Despite calls to move to the center and focus on bipartisanship, since the 2016 election the Democratic party is finally beginning to realize that it can no longer compromise on its values for Wall Street cash. Even setting aside the simple fact that progressive platforms like raising the minimum wage are good policy, it’s clear that relying on Wall Street money and ignoring the energy … Continue reading Why Progressives Don’t Need Wall Street Millionaires
After decades of degeneracy, Harvey Weinstein’s alleged sexual abuse and harassment of dozens of women in Hollywood is being widely discussed and covered in the media. Some of these women accused Mr. Weinstein of criminal acts (assault, rape), while many claimed he acted incredibly inappropriately (suggesting that he could aid their career advancement if they had a sexual relationship with him). In some of these … Continue reading Are Secret Settlements Good for Companies?
Two years ago, billionaire David Geffen donated $100 million for renovations and naming rights to David Geffen Hall. Wealthy due to his success as a music promoter and executive, Mr. Geffen is well-known today for his philanthropy. For example, UCLA’s School of Medicine was renamed in his honor following a $200 million donation in 2001. I’m not opposed to these donations, in and of themselves. … Continue reading Elected Officials, not Philanthropists, Should Make Decisions for Our Country
When we discuss economics there are, very broadly, two types of people: First, there are regular people. They mostly need to work, and a lot of them try to save enough so that they can retire someday. Some of them succeed, but increasingly, many do not. Being a regular person means spending most of your income. Some live very well, and some live very poorly. … Continue reading My Tax Philosophy
By any measure, Secretary Price’s chartered flight is an unreasonable use of taxpayer money.
Donald Trump sent the American people a clear message on Tuesday when he announced an end to Deferred Action for Childhood Arrivals (DACA): in Trump’s America it is acceptable to deny people their humanity and deport them from the country they grew up in because they have a different skin color, talk with a different accent, or come from a different part of the world.
Our politics has changed a lot over the last 52 years, from July 28, 1965 to July 28, 2017.
Back in 2008 Henry Paulson, the Treasury Secretary in the Bush administration, needed to put billions of dollars of the taxpayers money at risk to bail out the big banks. We as a nation have decided that we never want to do that again.
Congress finally got the message from the American people. And the message they received is clear: major political donors should have more money and more influence on politics.
The strength of any state is its people. To succeed and grow, a state needs its citizens to be engaged, both civically and economically.
When I was young, people knew what “our way of life” meant. And that’s what worries me.
During every election cycle it seems that all anyone can talk about is the necessity for a dramatic change in the political system. Yet, each time a new Congress is sworn in, it seems to be more of the same.
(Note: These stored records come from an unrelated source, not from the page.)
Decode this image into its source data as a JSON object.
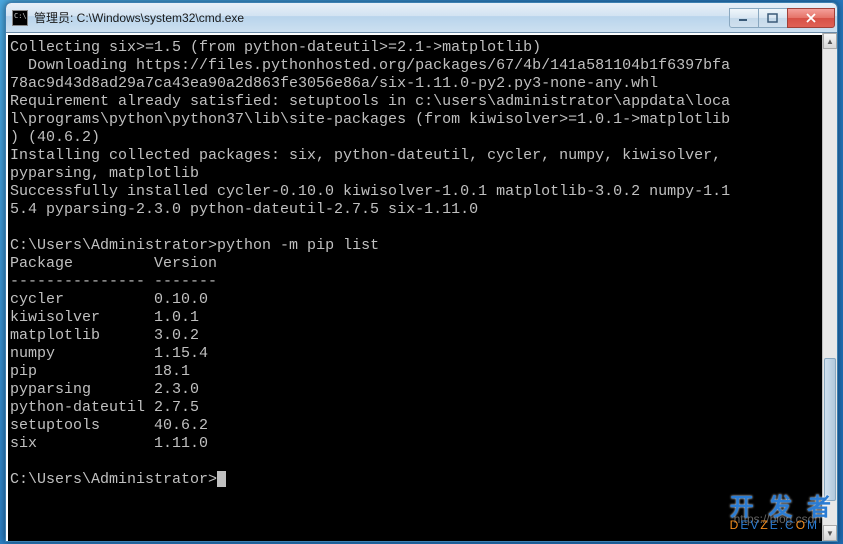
{
  "window": {
    "title": "管理员: C:\\Windows\\system32\\cmd.exe"
  },
  "terminal": {
    "lines": {
      "l1": "Collecting six>=1.5 (from python-dateutil>=2.1->matplotlib)",
      "l2": "  Downloading https://files.pythonhosted.org/packages/67/4b/141a581104b1f6397bfa",
      "l3": "78ac9d43d8ad29a7ca43ea90a2d863fe3056e86a/six-1.11.0-py2.py3-none-any.whl",
      "l4": "Requirement already satisfied: setuptools in c:\\users\\administrator\\appdata\\loca",
      "l5": "l\\programs\\python\\python37\\lib\\site-packages (from kiwisolver>=1.0.1->matplotlib",
      "l6": ") (40.6.2)",
      "l7": "Installing collected packages: six, python-dateutil, cycler, numpy, kiwisolver,",
      "l8": "pyparsing, matplotlib",
      "l9": "Successfully installed cycler-0.10.0 kiwisolver-1.0.1 matplotlib-3.0.2 numpy-1.1",
      "l10": "5.4 pyparsing-2.3.0 python-dateutil-2.7.5 six-1.11.0",
      "blank1": "",
      "prompt1_path": "C:\\Users\\Administrator>",
      "prompt1_cmd": "python -m pip list",
      "header": "Package         Version",
      "divider": "--------------- -------",
      "pkg1": "cycler          0.10.0",
      "pkg2": "kiwisolver      1.0.1",
      "pkg3": "matplotlib      3.0.2",
      "pkg4": "numpy           1.15.4",
      "pkg5": "pip             18.1",
      "pkg6": "pyparsing       2.3.0",
      "pkg7": "python-dateutil 2.7.5",
      "pkg8": "setuptools      40.6.2",
      "pkg9": "six             1.11.0",
      "blank2": "",
      "prompt2_path": "C:\\Users\\Administrator>"
    }
  },
  "packages": [
    {
      "name": "cycler",
      "version": "0.10.0"
    },
    {
      "name": "kiwisolver",
      "version": "1.0.1"
    },
    {
      "name": "matplotlib",
      "version": "3.0.2"
    },
    {
      "name": "numpy",
      "version": "1.15.4"
    },
    {
      "name": "pip",
      "version": "18.1"
    },
    {
      "name": "pyparsing",
      "version": "2.3.0"
    },
    {
      "name": "python-dateutil",
      "version": "2.7.5"
    },
    {
      "name": "setuptools",
      "version": "40.6.2"
    },
    {
      "name": "six",
      "version": "1.11.0"
    }
  ],
  "watermark": {
    "url": "https://blog.csdn",
    "brand_cn": "开 发 者",
    "brand_en1": "D",
    "brand_en2": "EV",
    "brand_en3": "Z",
    "brand_en4": "E.C",
    "brand_en5": "O",
    "brand_en6": "M"
  }
}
We live in an increasingly polarized political landscape. More and more it seems that Americans are entrenched in their views, with little desire or ability to see things from other perspectives.
Our nation is, as it always is, trying to determine what the role of government should be.
Many businesses require employees to agree to non-compete agreements — meaning making the employee agree not to work for any competitor after leaving. There are a few instances in which this is reasonable.